**What you are asked to do**
Your answer must consist of every line from the data below that includes the word "JSON".

───── Records shown

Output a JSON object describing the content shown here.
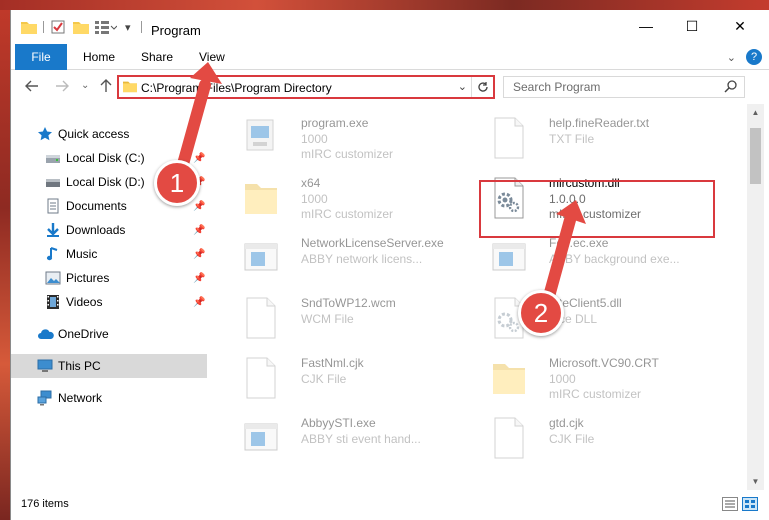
{
  "window": {
    "title": "Program",
    "minimize": "—",
    "maximize": "☐",
    "close": "✕"
  },
  "ribbon": {
    "tabs": [
      "File",
      "Home",
      "Share",
      "View"
    ],
    "help": "?"
  },
  "address": {
    "path": "C:\\Program Files\\Program Directory",
    "search_placeholder": "Search Program"
  },
  "sidebar": {
    "items": [
      {
        "label": "Quick access",
        "icon": "star-icon",
        "pinned": false
      },
      {
        "label": "Local Disk (C:)",
        "icon": "drive-icon",
        "pinned": true
      },
      {
        "label": "Local Disk (D:)",
        "icon": "drive-icon",
        "pinned": true
      },
      {
        "label": "Documents",
        "icon": "documents-icon",
        "pinned": true
      },
      {
        "label": "Downloads",
        "icon": "download-icon",
        "pinned": true
      },
      {
        "label": "Music",
        "icon": "music-icon",
        "pinned": true
      },
      {
        "label": "Pictures",
        "icon": "pictures-icon",
        "pinned": true
      },
      {
        "label": "Videos",
        "icon": "videos-icon",
        "pinned": true
      },
      {
        "label": "OneDrive",
        "icon": "cloud-icon",
        "pinned": false
      },
      {
        "label": "This PC",
        "icon": "computer-icon",
        "pinned": false,
        "selected": true
      },
      {
        "label": "Network",
        "icon": "network-icon",
        "pinned": false
      }
    ]
  },
  "files": [
    {
      "name": "program.exe",
      "line2": "1000",
      "line3": "mIRC customizer",
      "icon": "exe-icon"
    },
    {
      "name": "help.fineReader.txt",
      "line2": "TXT File",
      "line3": "",
      "icon": "text-file-icon"
    },
    {
      "name": "x64",
      "line2": "1000",
      "line3": "mIRC customizer",
      "icon": "folder-icon"
    },
    {
      "name": "mircustom.dll",
      "line2": "1.0.0.0",
      "line3": "mIRC customizer",
      "icon": "dll-gear-icon"
    },
    {
      "name": "NetworkLicenseServer.exe",
      "line2": "ABBY network licens...",
      "line3": "",
      "icon": "app-window-icon"
    },
    {
      "name": "Fe...ec.exe",
      "line2": "ABBY background exe...",
      "line3": "",
      "icon": "app-window-icon"
    },
    {
      "name": "SndToWP12.wcm",
      "line2": "WCM File",
      "line3": "",
      "icon": "blank-file-icon"
    },
    {
      "name": "...teClient5.dll",
      "line2": "...ce DLL",
      "line3": "",
      "icon": "dll-gear-icon"
    },
    {
      "name": "FastNml.cjk",
      "line2": "CJK File",
      "line3": "",
      "icon": "blank-file-icon"
    },
    {
      "name": "Microsoft.VC90.CRT",
      "line2": "1000",
      "line3": "mIRC customizer",
      "icon": "folder-icon"
    },
    {
      "name": "AbbyySTI.exe",
      "line2": "ABBY sti event hand...",
      "line3": "",
      "icon": "app-window-icon"
    },
    {
      "name": "gtd.cjk",
      "line2": "CJK File",
      "line3": "",
      "icon": "blank-file-icon"
    }
  ],
  "status": {
    "item_count": "176 items"
  },
  "annotations": {
    "step1": "1",
    "step2": "2"
  },
  "colors": {
    "accent": "#1979ca",
    "highlight": "#d9393e",
    "badge": "#e34a43"
  }
}
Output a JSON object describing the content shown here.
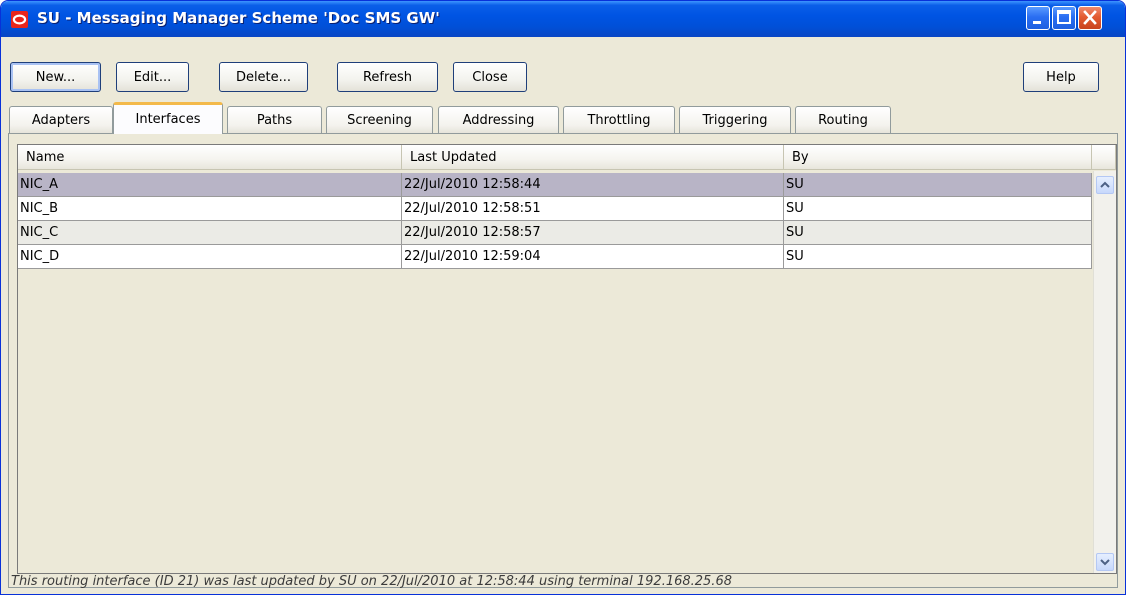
{
  "window": {
    "title": "SU - Messaging Manager Scheme 'Doc SMS GW'",
    "controls": [
      "minimize-icon",
      "maximize-icon",
      "close-icon"
    ]
  },
  "toolbar": {
    "new_label": "New...",
    "edit_label": "Edit...",
    "delete_label": "Delete...",
    "refresh_label": "Refresh",
    "close_label": "Close",
    "help_label": "Help"
  },
  "tabs": [
    {
      "label": "Adapters",
      "active": false
    },
    {
      "label": "Interfaces",
      "active": true
    },
    {
      "label": "Paths",
      "active": false
    },
    {
      "label": "Screening",
      "active": false
    },
    {
      "label": "Addressing",
      "active": false
    },
    {
      "label": "Throttling",
      "active": false
    },
    {
      "label": "Triggering",
      "active": false
    },
    {
      "label": "Routing",
      "active": false
    }
  ],
  "table": {
    "columns": [
      "Name",
      "Last Updated",
      "By"
    ],
    "rows": [
      {
        "name": "NIC_A",
        "updated": "22/Jul/2010 12:58:44",
        "by": "SU",
        "selected": true
      },
      {
        "name": "NIC_B",
        "updated": "22/Jul/2010 12:58:51",
        "by": "SU",
        "selected": false
      },
      {
        "name": "NIC_C",
        "updated": "22/Jul/2010 12:58:57",
        "by": "SU",
        "selected": false
      },
      {
        "name": "NIC_D",
        "updated": "22/Jul/2010 12:59:04",
        "by": "SU",
        "selected": false
      }
    ]
  },
  "status": {
    "text": "This routing interface (ID 21) was last updated by SU on 22/Jul/2010 at 12:58:44 using terminal 192.168.25.68"
  },
  "colors": {
    "titlebar": "#0054e3",
    "window_bg": "#ece9d8",
    "selected_row": "#b8b4c6",
    "active_tab_accent": "#f3b94a",
    "close_button": "#e35b31"
  }
}
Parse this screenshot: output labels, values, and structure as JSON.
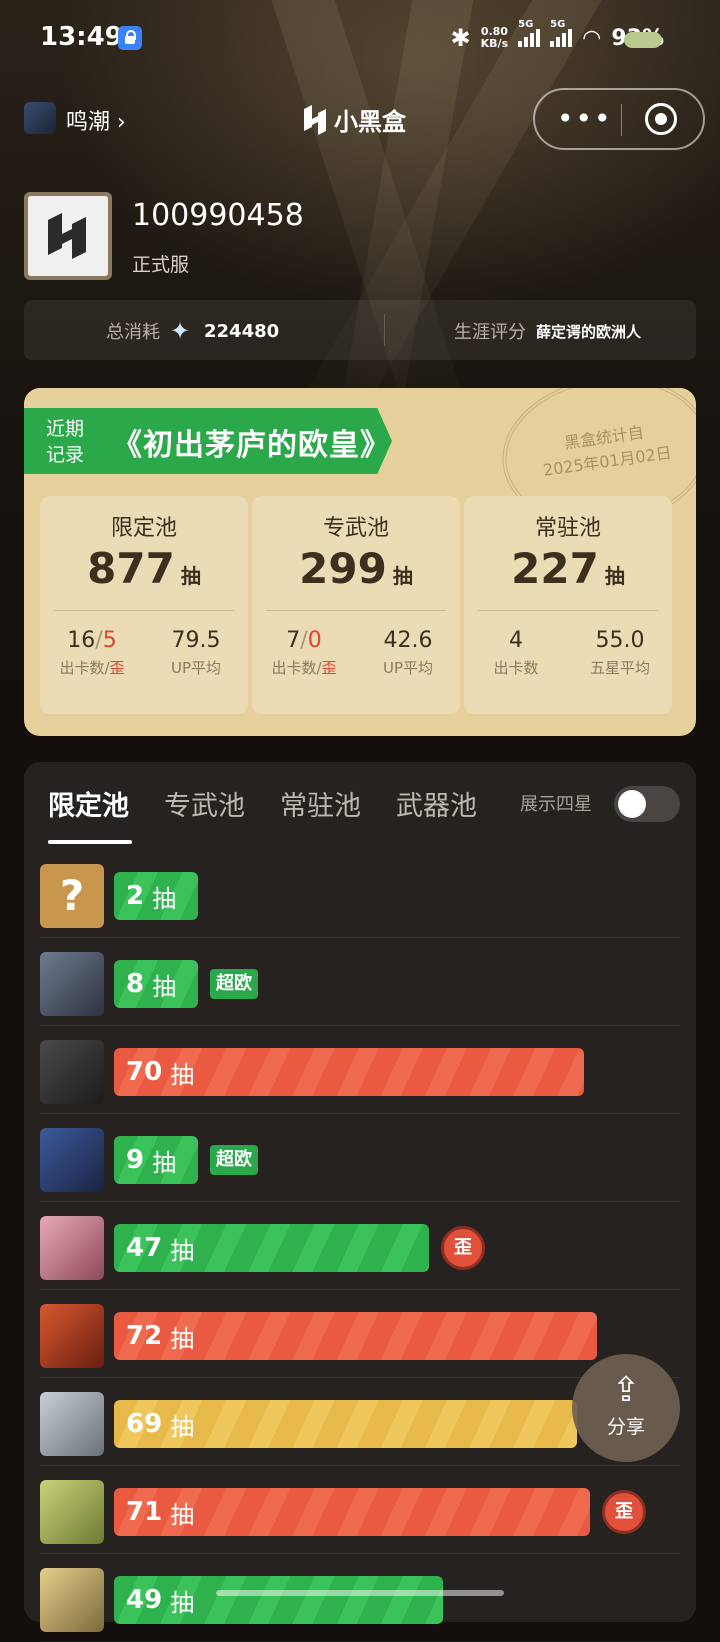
{
  "status_bar": {
    "time": "13:49",
    "net_speed_value": "0.80",
    "net_speed_unit": "KB/s",
    "sim1": "5G",
    "sim2": "5G",
    "battery": "93%"
  },
  "nav": {
    "game_name": "鸣潮",
    "brand": "小黑盒",
    "more_glyph": "•••"
  },
  "profile": {
    "uid": "100990458",
    "server": "正式服"
  },
  "stats": {
    "total_label": "总消耗",
    "total_value": "224480",
    "career_label": "生涯评分",
    "career_value": "薛定谔的欧洲人"
  },
  "recent": {
    "tag_line1": "近期",
    "tag_line2": "记录",
    "title": "《初出茅庐的欧皇》",
    "stamp_line1": "黑盒统计自",
    "stamp_line2": "2025年01月02日",
    "pools": [
      {
        "name": "限定池",
        "count": "877",
        "unit": "抽",
        "a_main": "16",
        "a_sep": "/",
        "a_red": "5",
        "a_label": "出卡数/",
        "a_label_red": "歪",
        "b_value": "79.5",
        "b_label": "UP平均"
      },
      {
        "name": "专武池",
        "count": "299",
        "unit": "抽",
        "a_main": "7",
        "a_sep": "/",
        "a_red": "0",
        "a_label": "出卡数/",
        "a_label_red": "歪",
        "b_value": "42.6",
        "b_label": "UP平均"
      },
      {
        "name": "常驻池",
        "count": "227",
        "unit": "抽",
        "a_main": "4",
        "a_sep": "",
        "a_red": "",
        "a_label": "出卡数",
        "a_label_red": "",
        "b_value": "55.0",
        "b_label": "五星平均"
      }
    ]
  },
  "tabs": {
    "items": [
      "限定池",
      "专武池",
      "常驻池",
      "武器池"
    ],
    "active": "限定池",
    "four_star_label": "展示四星",
    "four_star_on": false
  },
  "pulls": [
    {
      "count": "2",
      "unit": "抽",
      "level": 2,
      "color": "green",
      "badge": "",
      "wai": false,
      "unknown": true,
      "char_icon": "question-mark"
    },
    {
      "count": "8",
      "unit": "抽",
      "level": 8,
      "color": "green",
      "badge": "超欧",
      "wai": false,
      "unknown": false,
      "char_icon": "character-avatar"
    },
    {
      "count": "70",
      "unit": "抽",
      "level": 70,
      "color": "red",
      "badge": "",
      "wai": false,
      "unknown": false,
      "char_icon": "character-avatar"
    },
    {
      "count": "9",
      "unit": "抽",
      "level": 9,
      "color": "green",
      "badge": "超欧",
      "wai": false,
      "unknown": false,
      "char_icon": "character-avatar"
    },
    {
      "count": "47",
      "unit": "抽",
      "level": 47,
      "color": "green",
      "badge": "",
      "wai": true,
      "unknown": false,
      "char_icon": "character-avatar"
    },
    {
      "count": "72",
      "unit": "抽",
      "level": 72,
      "color": "red",
      "badge": "",
      "wai": false,
      "unknown": false,
      "char_icon": "character-avatar"
    },
    {
      "count": "69",
      "unit": "抽",
      "level": 69,
      "color": "yellow",
      "badge": "",
      "wai": false,
      "unknown": false,
      "char_icon": "character-avatar"
    },
    {
      "count": "71",
      "unit": "抽",
      "level": 71,
      "color": "red",
      "badge": "",
      "wai": true,
      "unknown": false,
      "char_icon": "character-avatar"
    },
    {
      "count": "49",
      "unit": "抽",
      "level": 49,
      "color": "green",
      "badge": "",
      "wai": false,
      "unknown": false,
      "char_icon": "character-avatar"
    }
  ],
  "wai_label": "歪",
  "share": {
    "label": "分享",
    "icon": "share-icon"
  },
  "colors": {
    "green": "#2fb14d",
    "red": "#ea5a40",
    "yellow": "#e6b94a",
    "gold_card": "#e5cf9a"
  }
}
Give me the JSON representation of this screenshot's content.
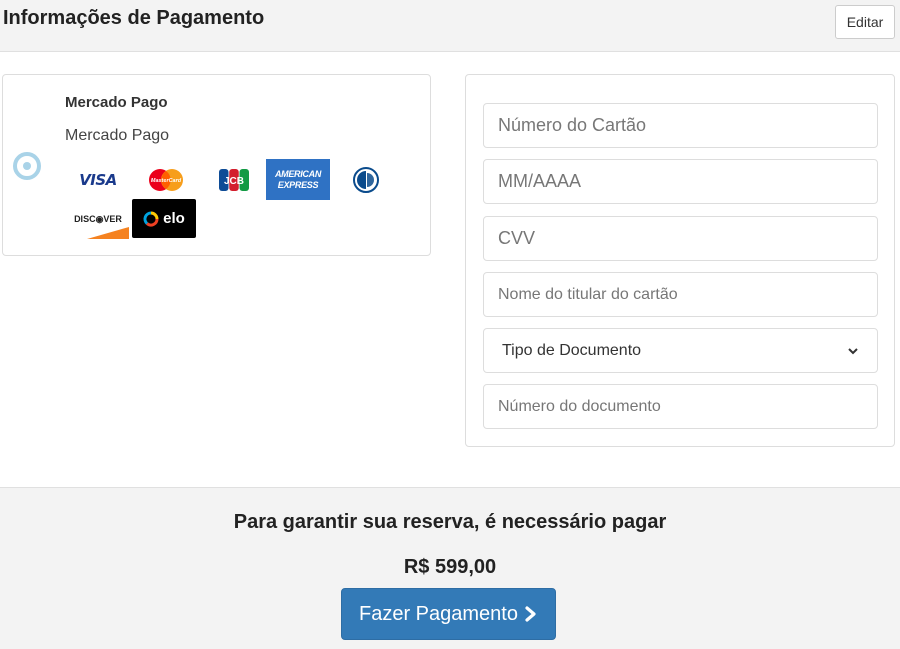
{
  "header": {
    "title": "Informações de Pagamento",
    "edit_label": "Editar"
  },
  "payment_method": {
    "name": "Mercado Pago",
    "subtitle": "Mercado Pago",
    "selected": true,
    "brands": {
      "visa": "VISA",
      "mastercard": "MasterCard",
      "jcb": "JCB",
      "amex_line1": "AMERICAN",
      "amex_line2": "EXPRESS",
      "diners": "diners-club-icon",
      "discover": "DISC◉VER",
      "elo": "elo"
    }
  },
  "form": {
    "card_number_placeholder": "Número do Cartão",
    "expiry_placeholder": "MM/AAAA",
    "cvv_placeholder": "CVV",
    "holder_placeholder": "Nome do titular do cartão",
    "doc_type_selected": "Tipo de Documento",
    "doc_number_placeholder": "Número do documento"
  },
  "footer": {
    "notice": "Para garantir sua reserva, é necessário pagar",
    "amount": "R$ 599,00",
    "pay_label": "Fazer Pagamento"
  },
  "colors": {
    "primary_button": "#337ab7",
    "radio_accent": "#a9d3e8",
    "amex_blue": "#2f72c4"
  }
}
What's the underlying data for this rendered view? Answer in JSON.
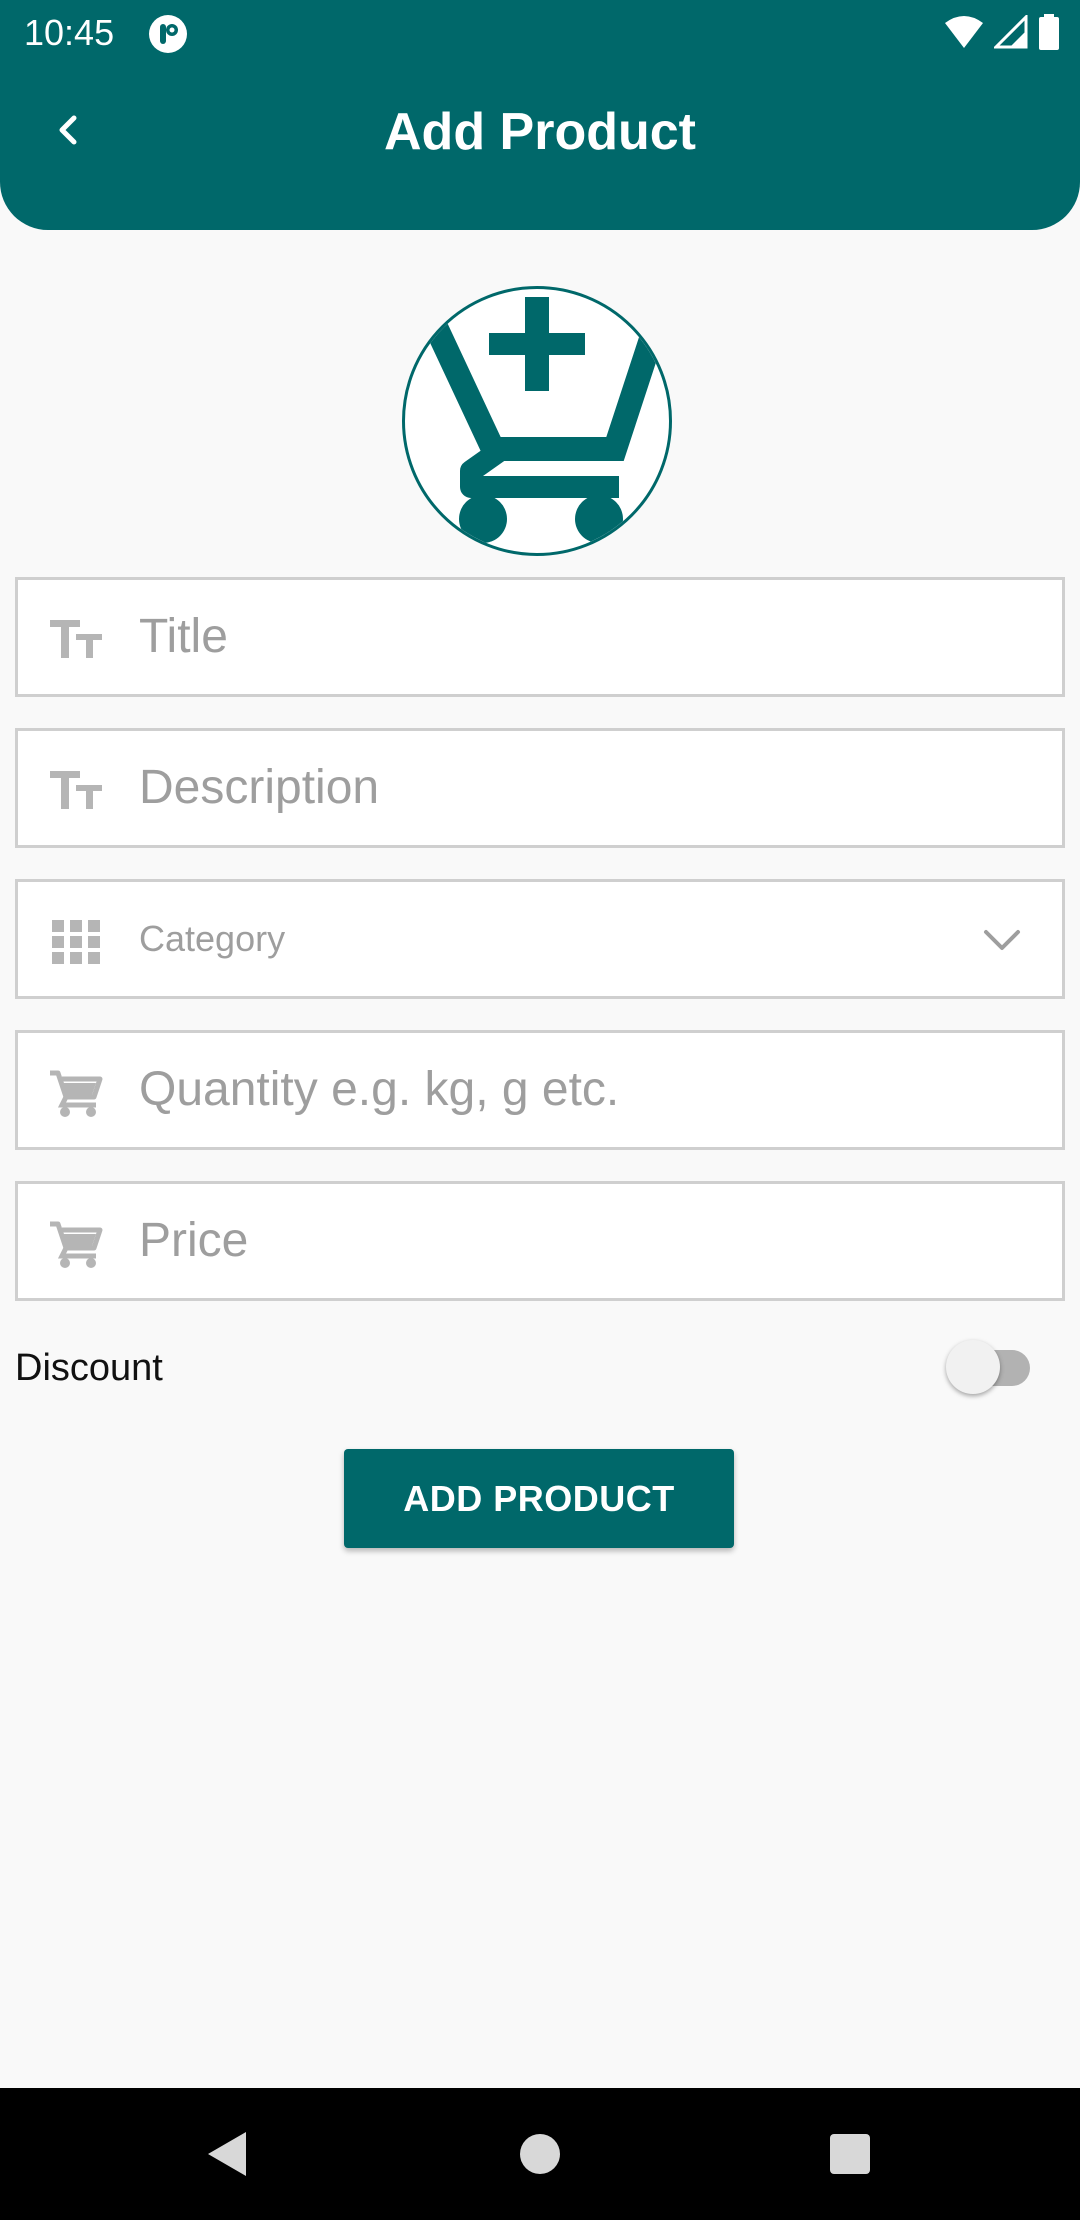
{
  "status_bar": {
    "time": "10:45",
    "icons": [
      "app-notification-icon",
      "wifi-icon",
      "cellular-signal-icon",
      "battery-icon"
    ]
  },
  "header": {
    "title": "Add Product",
    "back_icon": "chevron-left-icon"
  },
  "product_image": {
    "icon": "cart-plus-icon"
  },
  "form": {
    "title_field": {
      "placeholder": "Title",
      "icon": "text-size-icon"
    },
    "description_field": {
      "placeholder": "Description",
      "icon": "text-size-icon"
    },
    "category_field": {
      "placeholder": "Category",
      "icon": "grid-icon",
      "dropdown_icon": "chevron-down-icon"
    },
    "quantity_field": {
      "placeholder": "Quantity e.g. kg, g etc.",
      "icon": "cart-icon"
    },
    "price_field": {
      "placeholder": "Price",
      "icon": "cart-icon"
    },
    "discount": {
      "label": "Discount",
      "enabled": false
    },
    "submit_label": "ADD PRODUCT"
  },
  "nav_bar": {
    "buttons": [
      "back-triangle-icon",
      "home-circle-icon",
      "recents-square-icon"
    ]
  },
  "colors": {
    "primary": "#00686a",
    "background": "#f9f9f9",
    "field_border": "#cfcfcf",
    "placeholder": "#9e9e9e",
    "icon_gray": "#b5b5b5"
  }
}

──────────

**Reply**
Output a JSON object describing the content shown here.
Output a JSON object describing the content shown here.
Parse this screenshot: output labels, values, and structure as JSON.
Give me the JSON representation of this screenshot's content.
What's the underlying data for this rendered view? Answer in JSON.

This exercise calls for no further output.